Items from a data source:
==================================================
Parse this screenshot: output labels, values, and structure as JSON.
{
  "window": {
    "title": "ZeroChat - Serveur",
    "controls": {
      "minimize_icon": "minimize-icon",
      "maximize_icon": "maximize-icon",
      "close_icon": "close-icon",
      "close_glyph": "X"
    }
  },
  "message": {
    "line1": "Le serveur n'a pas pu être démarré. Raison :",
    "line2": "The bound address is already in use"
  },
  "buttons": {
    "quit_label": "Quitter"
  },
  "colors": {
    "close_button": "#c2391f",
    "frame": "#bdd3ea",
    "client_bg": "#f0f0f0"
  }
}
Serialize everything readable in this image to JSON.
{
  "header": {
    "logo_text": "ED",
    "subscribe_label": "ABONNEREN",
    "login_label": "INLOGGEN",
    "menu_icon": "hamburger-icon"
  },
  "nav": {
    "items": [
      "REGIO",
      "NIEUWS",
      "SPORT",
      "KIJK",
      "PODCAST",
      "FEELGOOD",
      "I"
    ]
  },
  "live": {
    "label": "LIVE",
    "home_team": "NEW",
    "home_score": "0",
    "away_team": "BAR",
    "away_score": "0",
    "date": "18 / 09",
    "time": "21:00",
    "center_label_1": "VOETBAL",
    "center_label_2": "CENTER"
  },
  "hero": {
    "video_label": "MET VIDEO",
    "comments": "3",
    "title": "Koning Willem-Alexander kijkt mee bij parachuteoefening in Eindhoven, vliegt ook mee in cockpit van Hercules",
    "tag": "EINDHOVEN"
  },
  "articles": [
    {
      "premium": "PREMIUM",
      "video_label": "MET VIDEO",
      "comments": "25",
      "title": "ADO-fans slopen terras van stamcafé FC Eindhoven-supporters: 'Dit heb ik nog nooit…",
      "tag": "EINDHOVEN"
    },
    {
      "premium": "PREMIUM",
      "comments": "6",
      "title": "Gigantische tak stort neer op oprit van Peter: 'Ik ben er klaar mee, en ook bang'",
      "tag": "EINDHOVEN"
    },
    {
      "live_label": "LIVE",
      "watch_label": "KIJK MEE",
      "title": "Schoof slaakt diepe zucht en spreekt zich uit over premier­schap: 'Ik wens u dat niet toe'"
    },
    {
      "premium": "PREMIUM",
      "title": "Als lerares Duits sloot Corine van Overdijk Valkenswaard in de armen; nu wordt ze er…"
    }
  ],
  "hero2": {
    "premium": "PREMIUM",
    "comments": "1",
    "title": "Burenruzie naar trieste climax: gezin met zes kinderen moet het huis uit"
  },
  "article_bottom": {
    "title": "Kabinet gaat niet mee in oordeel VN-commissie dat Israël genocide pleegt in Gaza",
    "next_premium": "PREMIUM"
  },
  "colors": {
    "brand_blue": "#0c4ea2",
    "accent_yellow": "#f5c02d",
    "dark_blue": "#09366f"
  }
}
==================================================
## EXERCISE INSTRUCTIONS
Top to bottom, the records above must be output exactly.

## RESPONSE TO THIS EXERCISE
Parse this screenshot: output labels, values, and structure as JSON.
{
  "window": {
    "title": "ZeroChat - Serveur",
    "controls": {
      "minimize_icon": "minimize-icon",
      "maximize_icon": "maximize-icon",
      "close_icon": "close-icon",
      "close_glyph": "X"
    }
  },
  "message": {
    "line1": "Le serveur n'a pas pu être démarré. Raison :",
    "line2": "The bound address is already in use"
  },
  "buttons": {
    "quit_label": "Quitter"
  },
  "colors": {
    "close_button": "#c2391f",
    "frame": "#bdd3ea",
    "client_bg": "#f0f0f0"
  }
}
Serialize everything readable in this image to JSON.
{
  "header": {
    "logo_text": "ED",
    "subscribe_label": "ABONNEREN",
    "login_label": "INLOGGEN",
    "menu_icon": "hamburger-icon"
  },
  "nav": {
    "items": [
      "REGIO",
      "NIEUWS",
      "SPORT",
      "KIJK",
      "PODCAST",
      "FEELGOOD",
      "I"
    ]
  },
  "live": {
    "label": "LIVE",
    "home_team": "NEW",
    "home_score": "0",
    "away_team": "BAR",
    "away_score": "0",
    "date": "18 / 09",
    "time": "21:00",
    "center_label_1": "VOETBAL",
    "center_label_2": "CENTER"
  },
  "hero": {
    "video_label": "MET VIDEO",
    "comments": "3",
    "title": "Koning Willem-Alexander kijkt mee bij parachuteoefening in Eindhoven, vliegt ook mee in cockpit van Hercules",
    "tag": "EINDHOVEN"
  },
  "articles": [
    {
      "premium": "PREMIUM",
      "video_label": "MET VIDEO",
      "comments": "25",
      "title": "ADO-fans slopen terras van stamcafé FC Eindhoven-supporters: 'Dit heb ik nog nooit…",
      "tag": "EINDHOVEN"
    },
    {
      "premium": "PREMIUM",
      "comments": "6",
      "title": "Gigantische tak stort neer op oprit van Peter: 'Ik ben er klaar mee, en ook bang'",
      "tag": "EINDHOVEN"
    },
    {
      "live_label": "LIVE",
      "watch_label": "KIJK MEE",
      "title": "Schoof slaakt diepe zucht en spreekt zich uit over premier­schap: 'Ik wens u dat niet toe'"
    },
    {
      "premium": "PREMIUM",
      "title": "Als lerares Duits sloot Corine van Overdijk Valkenswaard in de armen; nu wordt ze er…"
    }
  ],
  "hero2": {
    "premium": "PREMIUM",
    "comments": "1",
    "title": "Burenruzie naar trieste climax: gezin met zes kinderen moet het huis uit"
  },
  "article_bottom": {
    "title": "Kabinet gaat niet mee in oordeel VN-commissie dat Israël genocide pleegt in Gaza",
    "next_premium": "PREMIUM"
  },
  "colors": {
    "brand_blue": "#0c4ea2",
    "accent_yellow": "#f5c02d",
    "dark_blue": "#09366f"
  }
}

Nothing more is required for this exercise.